Increasing coverage while decreasing the number of shots
Pentavalent combines five different vaccines in a single vial to protect against five diseases: diphtheria-pertussis-tetanus (DTP), hepatitis B (hepB) and Haemophilus influenzae type B (Hib).
A successor to the DTP vaccine, pentavalent vaccine was introduced to boost coverage of hepB and Hib vaccines by including them as part of routine immunisation.
Hib is a deadly bacterium which causes meningitis and pneumonia. It is considered the third biggest cause of vaccine-preventable death in children aged under five.
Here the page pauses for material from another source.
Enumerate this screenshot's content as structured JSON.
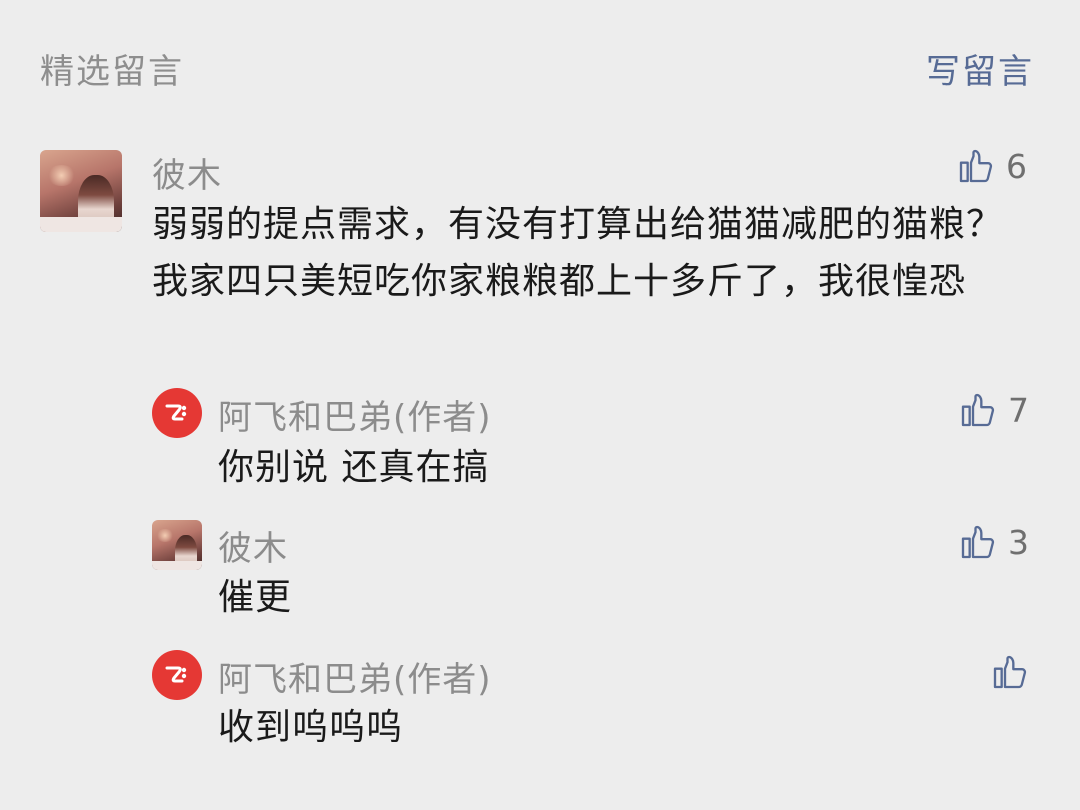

It is estimated that there are three million cases of serious Hib infection annually, of which 400,000 result in childhood death.
The majority of survivors suffer paralysis, deafness, mental retardation and learning disabilities.
In developing countries, where the vast majority of Hib deaths occur, it accounts for a larger number of deaths than meningitis and leaves up to 35 per cent of survivors with disabilities.
For more information, visit the GAVI website's Hib section>>
HepB is a viral infection that is more than 50 times more infectious than HIV and which claims 600,000 lives every year, through chronic or acute live infections.
Babies and young children are most at risk from hepB, with the virus often passing from mother to child before or shortly after birth, and putting victims at high risk of death from cirrhosis of the liver and liver cancer in later life.
An estimated two billion people alive today are believed to have been infected with hepB, while 350 million people worldwide are chronically infected.
For more information, visit the GAVI website's hepB section>>
Three shots not nine
Offering hepB and Hib vaccines as part of a five-in-one conjugate pentavalent vaccine doesn’t just improve coverage, it also means that just three shots are needed instead of the usual nine to provide the same cover from separate vaccines (three each for DTP, hepB and Hib vaccines).
Other advantages include:
- widespread protection is achieved quickly and safely;
- shipping costs are lower;
- with fewer syringes to dispose of, environmental impact is reduced;
- fewer injections mean less distress for children and parents.